- Your assignment
A word-for-word copy of all entries is required, without images.
▬▬▬▬▬▬
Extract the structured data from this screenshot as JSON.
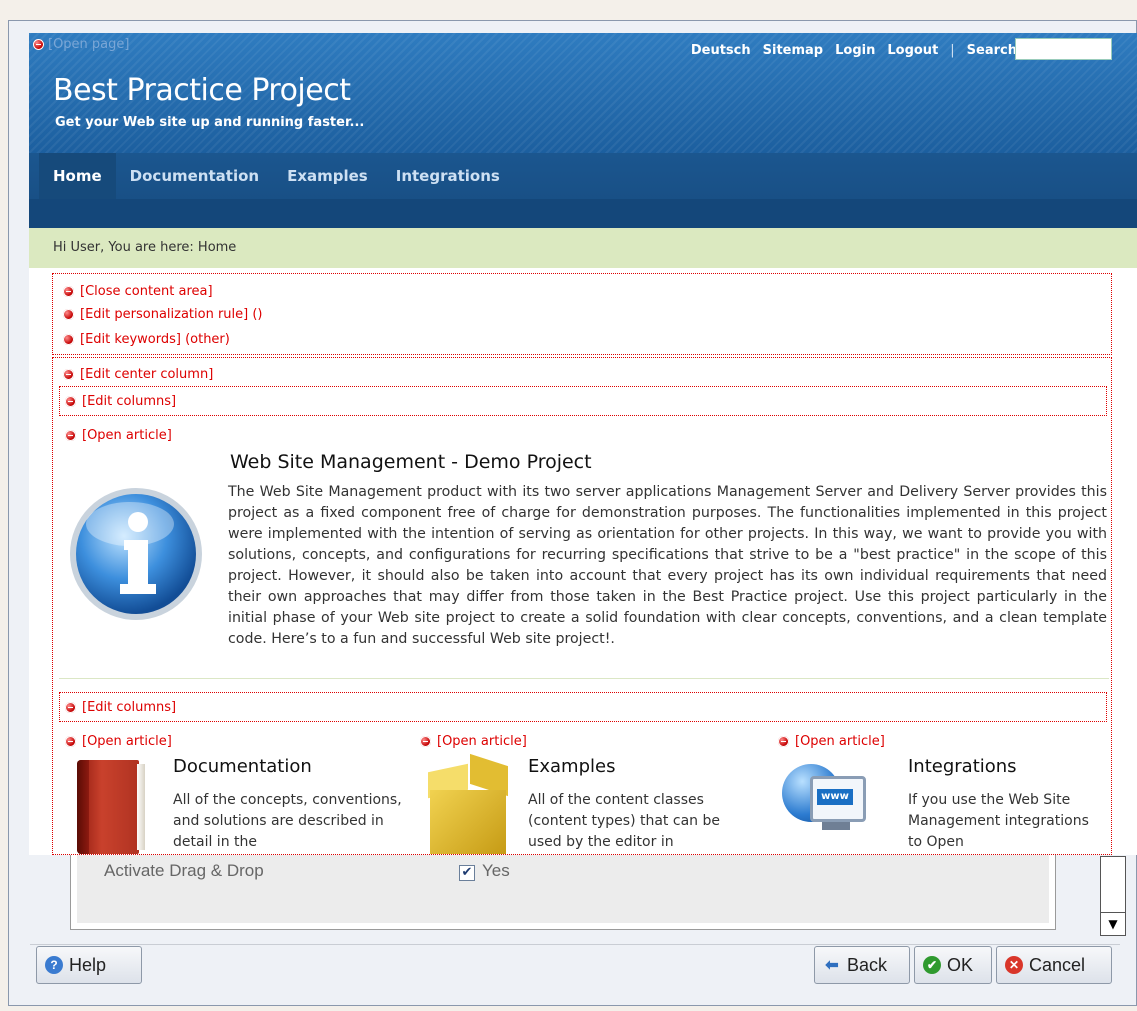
{
  "overlay": {
    "open_page": "[Open page]",
    "top_links": [
      "Deutsch",
      "Sitemap",
      "Login",
      "Logout",
      "|",
      "Search"
    ],
    "site_title": "Best Practice Project",
    "site_tagline": "Get your Web site up and running faster...",
    "nav_tabs": [
      "Home",
      "Documentation",
      "Examples",
      "Integrations"
    ],
    "breadcrumb": "Hi User, You are here:  Home",
    "controls": {
      "close_content_area": "[Close content area]",
      "edit_personalization_rule": "[Edit personalization rule] ()",
      "edit_keywords": "[Edit keywords] (other)",
      "edit_center_column": "[Edit center column]",
      "edit_columns": "[Edit columns]",
      "open_article": "[Open article]"
    },
    "main_article": {
      "title": "Web Site Management - Demo Project",
      "body": "The Web Site Management product with its two server applications Management Server and Delivery Server provides this project as a fixed component free of charge for demonstration purposes. The functionalities implemented in this project were implemented with the intention of serving as orientation for other projects. In this way, we want to provide you with solutions, concepts, and configurations for recurring specifications that strive to be a \"best practice\" in the scope of this project. However, it should also be taken into account that every project has its own individual requirements that need their own approaches that may differ from those taken in the Best Practice project. Use this project particularly in the initial phase of your Web site project to create a solid foundation with clear concepts, conventions, and a clean template code. Here’s to a fun and successful Web site project!."
    },
    "columns": [
      {
        "title": "Documentation",
        "desc": "All of the concepts, conventions, and solutions are described in detail in the",
        "icon": "book-icon"
      },
      {
        "title": "Examples",
        "desc": "All of the content classes (content types) that can be used by the editor in",
        "icon": "box-icon"
      },
      {
        "title": "Integrations",
        "desc": "If you use the Web Site Management integrations to Open",
        "icon": "www-icon"
      }
    ]
  },
  "dialog": {
    "dnd_label": "Activate Drag & Drop",
    "dnd_value": "Yes",
    "buttons": {
      "help": "Help",
      "back": "Back",
      "ok": "OK",
      "cancel": "Cancel"
    }
  },
  "colors": {
    "header_blue": "#1c5f9f",
    "breadcrumb_green": "#dbe9c0",
    "edit_red": "#dd0000"
  }
}
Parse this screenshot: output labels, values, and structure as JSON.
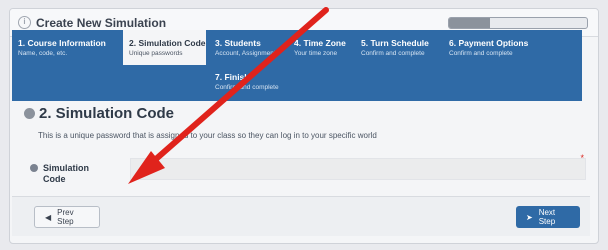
{
  "header": {
    "title": "Create New Simulation",
    "progress_fraction": 0.3
  },
  "steps": [
    {
      "name": "1. Course Information",
      "desc": "Name, code, etc."
    },
    {
      "name": "2. Simulation Code",
      "desc": "Unique passwords"
    },
    {
      "name": "3. Students",
      "desc": "Account, Assignment"
    },
    {
      "name": "4. Time Zone",
      "desc": "Your time zone"
    },
    {
      "name": "5. Turn Schedule",
      "desc": "Confirm and complete"
    },
    {
      "name": "6. Payment Options",
      "desc": "Confirm and complete"
    },
    {
      "name": "7. Finish",
      "desc": "Confirm and complete"
    }
  ],
  "section": {
    "title": "2. Simulation Code",
    "description": "This is a unique password that is assigned to your class so they can log in to your specific world"
  },
  "field": {
    "label": "Simulation Code",
    "value": "",
    "required_mark": "*"
  },
  "footer": {
    "prev_label": "Prev Step",
    "next_label": "Next Step"
  },
  "colors": {
    "accent": "#2f6aa6",
    "arrow": "#e0231c"
  }
}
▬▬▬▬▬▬
- Your response
Extract the structured data from this screenshot as JSON.
{
  "overlay": {
    "open_page": "[Open page]",
    "top_links": [
      "Deutsch",
      "Sitemap",
      "Login",
      "Logout",
      "|",
      "Search"
    ],
    "site_title": "Best Practice Project",
    "site_tagline": "Get your Web site up and running faster...",
    "nav_tabs": [
      "Home",
      "Documentation",
      "Examples",
      "Integrations"
    ],
    "breadcrumb": "Hi User, You are here:  Home",
    "controls": {
      "close_content_area": "[Close content area]",
      "edit_personalization_rule": "[Edit personalization rule] ()",
      "edit_keywords": "[Edit keywords] (other)",
      "edit_center_column": "[Edit center column]",
      "edit_columns": "[Edit columns]",
      "open_article": "[Open article]"
    },
    "main_article": {
      "title": "Web Site Management - Demo Project",
      "body": "The Web Site Management product with its two server applications Management Server and Delivery Server provides this project as a fixed component free of charge for demonstration purposes. The functionalities implemented in this project were implemented with the intention of serving as orientation for other projects. In this way, we want to provide you with solutions, concepts, and configurations for recurring specifications that strive to be a \"best practice\" in the scope of this project. However, it should also be taken into account that every project has its own individual requirements that need their own approaches that may differ from those taken in the Best Practice project. Use this project particularly in the initial phase of your Web site project to create a solid foundation with clear concepts, conventions, and a clean template code. Here’s to a fun and successful Web site project!."
    },
    "columns": [
      {
        "title": "Documentation",
        "desc": "All of the concepts, conventions, and solutions are described in detail in the",
        "icon": "book-icon"
      },
      {
        "title": "Examples",
        "desc": "All of the content classes (content types) that can be used by the editor in",
        "icon": "box-icon"
      },
      {
        "title": "Integrations",
        "desc": "If you use the Web Site Management integrations to Open",
        "icon": "www-icon"
      }
    ]
  },
  "dialog": {
    "dnd_label": "Activate Drag & Drop",
    "dnd_value": "Yes",
    "buttons": {
      "help": "Help",
      "back": "Back",
      "ok": "OK",
      "cancel": "Cancel"
    }
  },
  "colors": {
    "header_blue": "#1c5f9f",
    "breadcrumb_green": "#dbe9c0",
    "edit_red": "#dd0000"
  }
}
Parse this screenshot: output labels, values, and structure as JSON.
{
  "header": {
    "title": "Create New Simulation",
    "progress_fraction": 0.3
  },
  "steps": [
    {
      "name": "1. Course Information",
      "desc": "Name, code, etc."
    },
    {
      "name": "2. Simulation Code",
      "desc": "Unique passwords"
    },
    {
      "name": "3. Students",
      "desc": "Account, Assignment"
    },
    {
      "name": "4. Time Zone",
      "desc": "Your time zone"
    },
    {
      "name": "5. Turn Schedule",
      "desc": "Confirm and complete"
    },
    {
      "name": "6. Payment Options",
      "desc": "Confirm and complete"
    },
    {
      "name": "7. Finish",
      "desc": "Confirm and complete"
    }
  ],
  "section": {
    "title": "2. Simulation Code",
    "description": "This is a unique password that is assigned to your class so they can log in to your specific world"
  },
  "field": {
    "label": "Simulation Code",
    "value": "",
    "required_mark": "*"
  },
  "footer": {
    "prev_label": "Prev Step",
    "next_label": "Next Step"
  },
  "colors": {
    "accent": "#2f6aa6",
    "arrow": "#e0231c"
  }
}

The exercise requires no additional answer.